START Data in this exercise

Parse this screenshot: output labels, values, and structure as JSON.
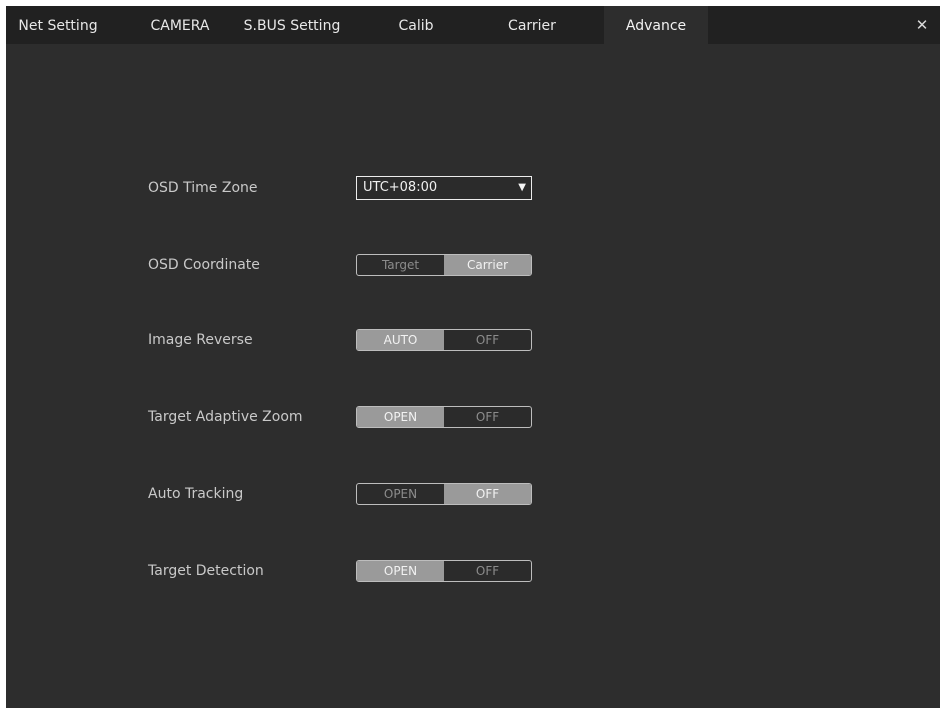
{
  "tabs": [
    {
      "label": "Net Setting"
    },
    {
      "label": "CAMERA"
    },
    {
      "label": "S.BUS Setting"
    },
    {
      "label": "Calib"
    },
    {
      "label": "Carrier"
    },
    {
      "label": "Advance",
      "active": true
    }
  ],
  "close_glyph": "✕",
  "settings": {
    "osd_time_zone": {
      "label": "OSD Time Zone",
      "value": "UTC+08:00",
      "caret": "▼"
    },
    "osd_coordinate": {
      "label": "OSD Coordinate",
      "options": [
        "Target",
        "Carrier"
      ],
      "selected": "Carrier"
    },
    "image_reverse": {
      "label": "Image Reverse",
      "options": [
        "AUTO",
        "OFF"
      ],
      "selected": "AUTO"
    },
    "target_adaptive_zoom": {
      "label": "Target Adaptive Zoom",
      "options": [
        "OPEN",
        "OFF"
      ],
      "selected": "OPEN"
    },
    "auto_tracking": {
      "label": "Auto Tracking",
      "options": [
        "OPEN",
        "OFF"
      ],
      "selected": "OFF"
    },
    "target_detection": {
      "label": "Target Detection",
      "options": [
        "OPEN",
        "OFF"
      ],
      "selected": "OPEN"
    }
  },
  "colors": {
    "background": "#2d2d2d",
    "tabbar": "#212121",
    "selected_segment": "#9a9a9a"
  }
}
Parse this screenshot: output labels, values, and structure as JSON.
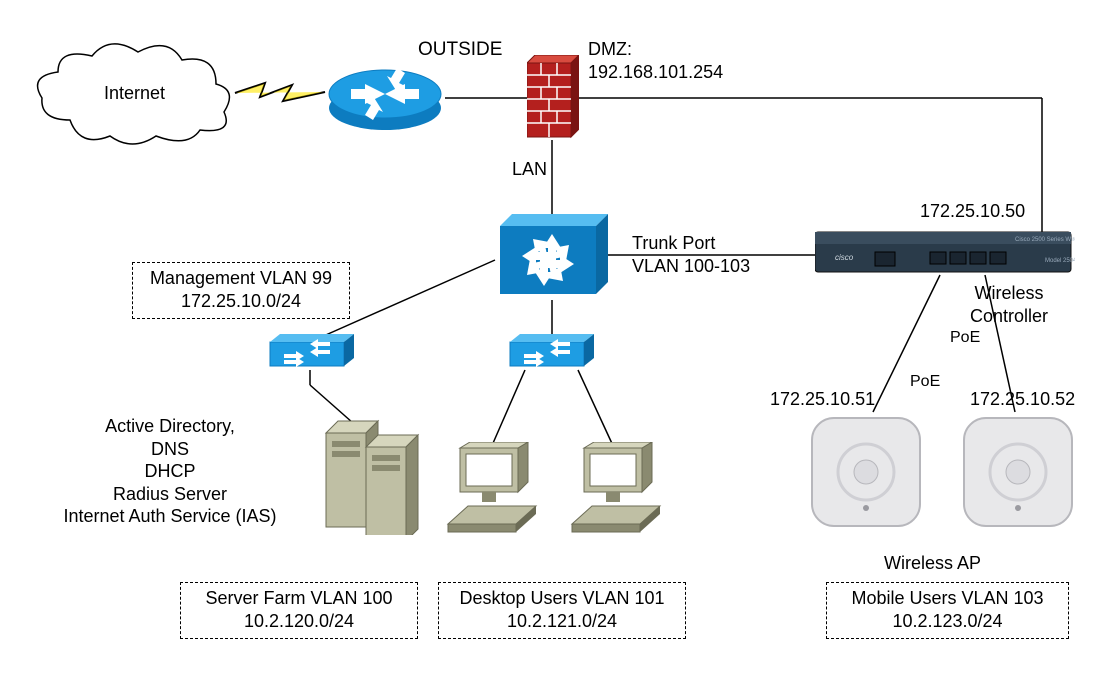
{
  "labels": {
    "internet": "Internet",
    "outside": "OUTSIDE",
    "dmz_title": "DMZ:",
    "dmz_ip": "192.168.101.254",
    "lan": "LAN",
    "mgmt_vlan_l1": "Management VLAN 99",
    "mgmt_vlan_l2": "172.25.10.0/24",
    "wlc_ip": "172.25.10.50",
    "wlc": "Wireless\nController",
    "trunk_l1": "Trunk Port",
    "trunk_l2": "VLAN 100-103",
    "poe": "PoE",
    "ap1_ip": "172.25.10.51",
    "ap2_ip": "172.25.10.52",
    "wap": "Wireless AP",
    "services": "Active Directory,\nDNS\nDHCP\nRadius Server\nInternet Auth Service (IAS)",
    "server_farm_l1": "Server Farm VLAN 100",
    "server_farm_l2": "10.2.120.0/24",
    "desktop_l1": "Desktop Users VLAN 101",
    "desktop_l2": "10.2.121.0/24",
    "mobile_l1": "Mobile Users VLAN 103",
    "mobile_l2": "10.2.123.0/24"
  },
  "colors": {
    "cisco_blue": "#1e9de3",
    "cisco_blue_dark": "#0d7cc0",
    "brick": "#b4201e",
    "brick_dark": "#7a1412",
    "beige": "#bfbfa4",
    "beige_dark": "#8a8a70",
    "wlc_body": "#2a3b4a",
    "ap_body": "#e8e8ea"
  }
}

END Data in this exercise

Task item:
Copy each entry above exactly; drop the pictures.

Your solution:
Parse this screenshot: output labels, values, and structure as JSON.
{
  "tabs": [
    {
      "label": "Net Setting"
    },
    {
      "label": "CAMERA"
    },
    {
      "label": "S.BUS Setting"
    },
    {
      "label": "Calib"
    },
    {
      "label": "Carrier"
    },
    {
      "label": "Advance",
      "active": true
    }
  ],
  "close_glyph": "✕",
  "settings": {
    "osd_time_zone": {
      "label": "OSD Time Zone",
      "value": "UTC+08:00",
      "caret": "▼"
    },
    "osd_coordinate": {
      "label": "OSD Coordinate",
      "options": [
        "Target",
        "Carrier"
      ],
      "selected": "Carrier"
    },
    "image_reverse": {
      "label": "Image Reverse",
      "options": [
        "AUTO",
        "OFF"
      ],
      "selected": "AUTO"
    },
    "target_adaptive_zoom": {
      "label": "Target Adaptive Zoom",
      "options": [
        "OPEN",
        "OFF"
      ],
      "selected": "OPEN"
    },
    "auto_tracking": {
      "label": "Auto Tracking",
      "options": [
        "OPEN",
        "OFF"
      ],
      "selected": "OFF"
    },
    "target_detection": {
      "label": "Target Detection",
      "options": [
        "OPEN",
        "OFF"
      ],
      "selected": "OPEN"
    }
  },
  "colors": {
    "background": "#2d2d2d",
    "tabbar": "#212121",
    "selected_segment": "#9a9a9a"
  }
}
Parse this screenshot: output labels, values, and structure as JSON.
{
  "labels": {
    "internet": "Internet",
    "outside": "OUTSIDE",
    "dmz_title": "DMZ:",
    "dmz_ip": "192.168.101.254",
    "lan": "LAN",
    "mgmt_vlan_l1": "Management VLAN 99",
    "mgmt_vlan_l2": "172.25.10.0/24",
    "wlc_ip": "172.25.10.50",
    "wlc": "Wireless\nController",
    "trunk_l1": "Trunk Port",
    "trunk_l2": "VLAN 100-103",
    "poe": "PoE",
    "ap1_ip": "172.25.10.51",
    "ap2_ip": "172.25.10.52",
    "wap": "Wireless AP",
    "services": "Active Directory,\nDNS\nDHCP\nRadius Server\nInternet Auth Service (IAS)",
    "server_farm_l1": "Server Farm VLAN 100",
    "server_farm_l2": "10.2.120.0/24",
    "desktop_l1": "Desktop Users VLAN 101",
    "desktop_l2": "10.2.121.0/24",
    "mobile_l1": "Mobile Users VLAN 103",
    "mobile_l2": "10.2.123.0/24"
  },
  "colors": {
    "cisco_blue": "#1e9de3",
    "cisco_blue_dark": "#0d7cc0",
    "brick": "#b4201e",
    "brick_dark": "#7a1412",
    "beige": "#bfbfa4",
    "beige_dark": "#8a8a70",
    "wlc_body": "#2a3b4a",
    "ap_body": "#e8e8ea"
  }
}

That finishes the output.